Gather every line in the records below that contains the word "Disclose".

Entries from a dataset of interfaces
□ □ □ □ □ □ □

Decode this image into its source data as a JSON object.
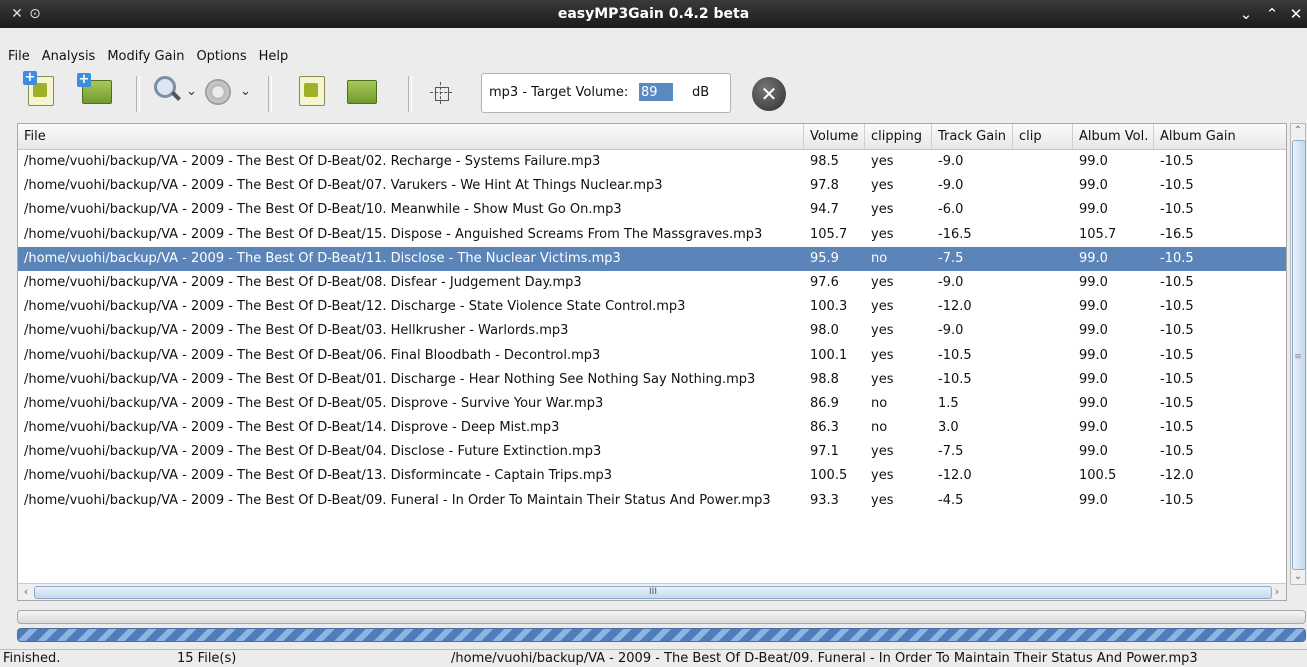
{
  "window": {
    "title": "easyMP3Gain 0.4.2 beta"
  },
  "menu": [
    "File",
    "Analysis",
    "Modify Gain",
    "Options",
    "Help"
  ],
  "toolbar": {
    "target_label": "mp3 - Target Volume:",
    "target_value": "89",
    "target_unit": "dB"
  },
  "table": {
    "columns": [
      "File",
      "Volume",
      "clipping",
      "Track Gain",
      "clip",
      "Album Vol.",
      "Album Gain"
    ],
    "rows": [
      [
        "/home/vuohi/backup/VA - 2009 - The Best Of D-Beat/02. Recharge - Systems Failure.mp3",
        "98.5",
        "yes",
        "-9.0",
        "",
        "99.0",
        "-10.5"
      ],
      [
        "/home/vuohi/backup/VA - 2009 - The Best Of D-Beat/07. Varukers - We Hint At Things Nuclear.mp3",
        "97.8",
        "yes",
        "-9.0",
        "",
        "99.0",
        "-10.5"
      ],
      [
        "/home/vuohi/backup/VA - 2009 - The Best Of D-Beat/10. Meanwhile - Show Must Go On.mp3",
        "94.7",
        "yes",
        "-6.0",
        "",
        "99.0",
        "-10.5"
      ],
      [
        "/home/vuohi/backup/VA - 2009 - The Best Of D-Beat/15. Dispose - Anguished Screams From The Massgraves.mp3",
        "105.7",
        "yes",
        "-16.5",
        "",
        "105.7",
        "-16.5"
      ],
      [
        "/home/vuohi/backup/VA - 2009 - The Best Of D-Beat/11. Disclose - The Nuclear Victims.mp3",
        "95.9",
        "no",
        "-7.5",
        "",
        "99.0",
        "-10.5"
      ],
      [
        "/home/vuohi/backup/VA - 2009 - The Best Of D-Beat/08. Disfear - Judgement Day.mp3",
        "97.6",
        "yes",
        "-9.0",
        "",
        "99.0",
        "-10.5"
      ],
      [
        "/home/vuohi/backup/VA - 2009 - The Best Of D-Beat/12. Discharge - State Violence State Control.mp3",
        "100.3",
        "yes",
        "-12.0",
        "",
        "99.0",
        "-10.5"
      ],
      [
        "/home/vuohi/backup/VA - 2009 - The Best Of D-Beat/03. Hellkrusher - Warlords.mp3",
        "98.0",
        "yes",
        "-9.0",
        "",
        "99.0",
        "-10.5"
      ],
      [
        "/home/vuohi/backup/VA - 2009 - The Best Of D-Beat/06. Final Bloodbath - Decontrol.mp3",
        "100.1",
        "yes",
        "-10.5",
        "",
        "99.0",
        "-10.5"
      ],
      [
        "/home/vuohi/backup/VA - 2009 - The Best Of D-Beat/01. Discharge - Hear Nothing See Nothing Say Nothing.mp3",
        "98.8",
        "yes",
        "-10.5",
        "",
        "99.0",
        "-10.5"
      ],
      [
        "/home/vuohi/backup/VA - 2009 - The Best Of D-Beat/05. Disprove - Survive Your War.mp3",
        "86.9",
        "no",
        "1.5",
        "",
        "99.0",
        "-10.5"
      ],
      [
        "/home/vuohi/backup/VA - 2009 - The Best Of D-Beat/14. Disprove - Deep Mist.mp3",
        "86.3",
        "no",
        "3.0",
        "",
        "99.0",
        "-10.5"
      ],
      [
        "/home/vuohi/backup/VA - 2009 - The Best Of D-Beat/04. Disclose - Future Extinction.mp3",
        "97.1",
        "yes",
        "-7.5",
        "",
        "99.0",
        "-10.5"
      ],
      [
        "/home/vuohi/backup/VA - 2009 - The Best Of D-Beat/13. Disformincate - Captain Trips.mp3",
        "100.5",
        "yes",
        "-12.0",
        "",
        "100.5",
        "-12.0"
      ],
      [
        "/home/vuohi/backup/VA - 2009 - The Best Of D-Beat/09. Funeral - In Order To Maintain Their Status And Power.mp3",
        "93.3",
        "yes",
        "-4.5",
        "",
        "99.0",
        "-10.5"
      ]
    ],
    "selected_row": 4
  },
  "status": {
    "state": "Finished.",
    "count": "15 File(s)",
    "current_file": "/home/vuohi/backup/VA - 2009 - The Best Of D-Beat/09. Funeral - In Order To Maintain Their Status And Power.mp3"
  },
  "colors": {
    "selection": "#5b84b8",
    "titlebar": "#222222",
    "progress": "#4f7dbb"
  }
}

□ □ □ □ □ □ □

= YOUR RESPONSE =
        "/home/vuohi/backup/VA - 2009 - The Best Of D-Beat/11. Disclose - The Nuclear Victims.mp3",
        "/home/vuohi/backup/VA - 2009 - The Best Of D-Beat/04. Disclose - Future Extinction.mp3",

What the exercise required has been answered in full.